Salesforce Debuts Free Mobile Service released a bare-bones version of its CRM service that customers can use at no cost.

LONDON (Reuters) - Business software maker on Tuesday launched a slimmed-down version of its customer-management services that existing customers will be able to access for free using high-end mobile phones.

The company that pioneered software as a service -- managing customers' information and data remotely on a pay-as-you-go basis -- said it could reach 1 million users with its new Mobile Lite service.

Salesforce already has clocked up 70,000 downloads of its Apple iPhone version in seven months by customers on its more expensive, all-inclusive packages.

Mobile Lite will be available to customers using Research in Motion's BlackBerry smartphones and phones running on Microsoft's Windows software as well as the iPhone, Salesforce said ahead of a company event in London on Tuesday.

"The plan is to make it free. There is no plan to change it," Salesforce Chief Marketing Officer Kendall Collins told Reuters in a telephone interview.

Collins said he hoped customers using the free service would be tempted to upgrade to more expensive packages that include more mobile functions.

Mobile Lite allows customers, typically corporate salespeople, to access some of their company accounts and data and update them in real time while on the road.

"We don't have a forecast for what's going to happen," Collins said when asked how many people Salesforce expected for the new service. "It's going to really accelerate adoption. We think that the value of upgrading is going to sell itself."

Salesforce's offering is an example of so-called cloud computing, where customers connect via the Internet to software and data held for them at remote centers -- a model that is rapidly gaining momentum, partly due to economic conditions.

The model -- used by Google, Amazon and Microsoft for some of their business -- allows users to pay for software as they use it.

The traditional way of selling business software, practiced by Oracle and SAP, for example, involves companies buying expensive licenses and paying regular maintenance fees.
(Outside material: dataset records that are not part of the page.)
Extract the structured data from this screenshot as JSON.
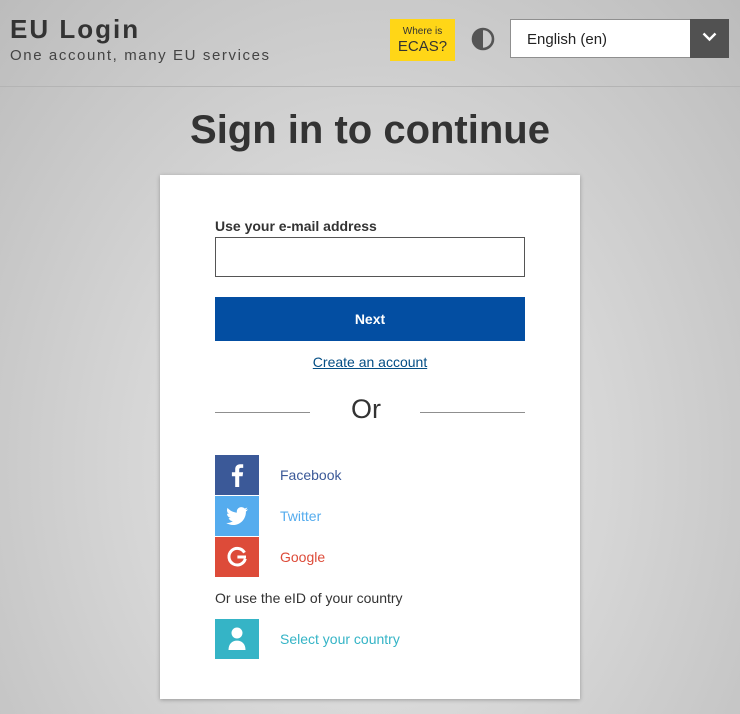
{
  "header": {
    "title": "EU Login",
    "subtitle": "One account, many EU services",
    "ecas_line1": "Where is",
    "ecas_line2": "ECAS?",
    "contrast_icon": "contrast-icon",
    "language": "English (en)"
  },
  "main": {
    "title": "Sign in to continue",
    "email_label": "Use your e-mail address",
    "email_value": "",
    "next_label": "Next",
    "create_account": "Create an account",
    "or_text": "Or",
    "social": [
      {
        "label": "Facebook",
        "icon": "facebook-icon",
        "color": "#3b5998"
      },
      {
        "label": "Twitter",
        "icon": "twitter-icon",
        "color": "#55acee"
      },
      {
        "label": "Google",
        "icon": "google-icon",
        "color": "#dd4b39"
      }
    ],
    "eid_text": "Or use the eID of your country",
    "country_label": "Select your country",
    "country_icon": "person-icon",
    "country_color": "#35b4c6"
  },
  "colors": {
    "primary": "#034ea2",
    "ecas_yellow": "#ffd617",
    "link": "#044e85"
  }
}
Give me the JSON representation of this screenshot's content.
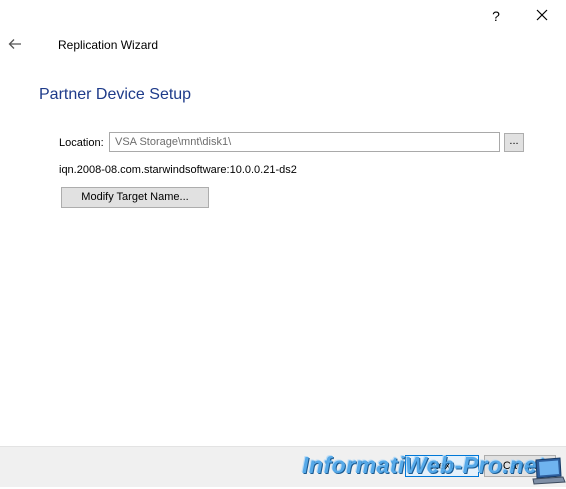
{
  "titlebar": {
    "help_label": "?",
    "close_icon": "close-icon"
  },
  "header": {
    "back_icon": "arrow-left-icon",
    "title": "Replication Wizard"
  },
  "page": {
    "heading": "Partner Device Setup"
  },
  "location": {
    "label": "Location:",
    "value": "VSA Storage\\mnt\\disk1\\",
    "browse_label": "..."
  },
  "target": {
    "iqn": "iqn.2008-08.com.starwindsoftware:10.0.0.21-ds2",
    "modify_label": "Modify Target Name..."
  },
  "footer": {
    "next_label": "Next",
    "cancel_label": "Cancel"
  },
  "watermark": {
    "text": "InformatiWeb-Pro.net"
  },
  "colors": {
    "heading": "#1e3b8a",
    "accent_border": "#0078d7",
    "footer_bg": "#f0f0f0"
  }
}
Technology research firm Gartner estimates the cloud-computing market, including Web advertising, will be worth $56 billion this year. Software as a service, the area in which Salesforce operates, is forecast to be worth $6.5 billion.

Salesforce, which expects to make sales of about $1.3 billion this fiscal year, said on Tuesday it was approaching 10,000 customers in Europe this quarter, an increase of about 70 percent from a year earlier.

Globally, Salesforce has more than 55,000 customers, including Allianz, Veolia Environmental Services and COLT Telecom, and more than 1.5 million individual subscribers at the companies who are its customers.

"We think cloud computing is the right answer for right now," Collins said. "Nobody is immune to the current economic environment, but we think we have a more resilient model than the traditional software model."

Salesforce's sales grew 44 percent last year and it made an operating margin of 6 percent. That compares with 19 percent revenue growth and an operating margin of 28.2 percent at SAP, the world's biggest maker of business software.

Copyright 2009 Reuters. Click for restrictions.

Comment and Contribute


(Maximum characters: 1200). You have characters left.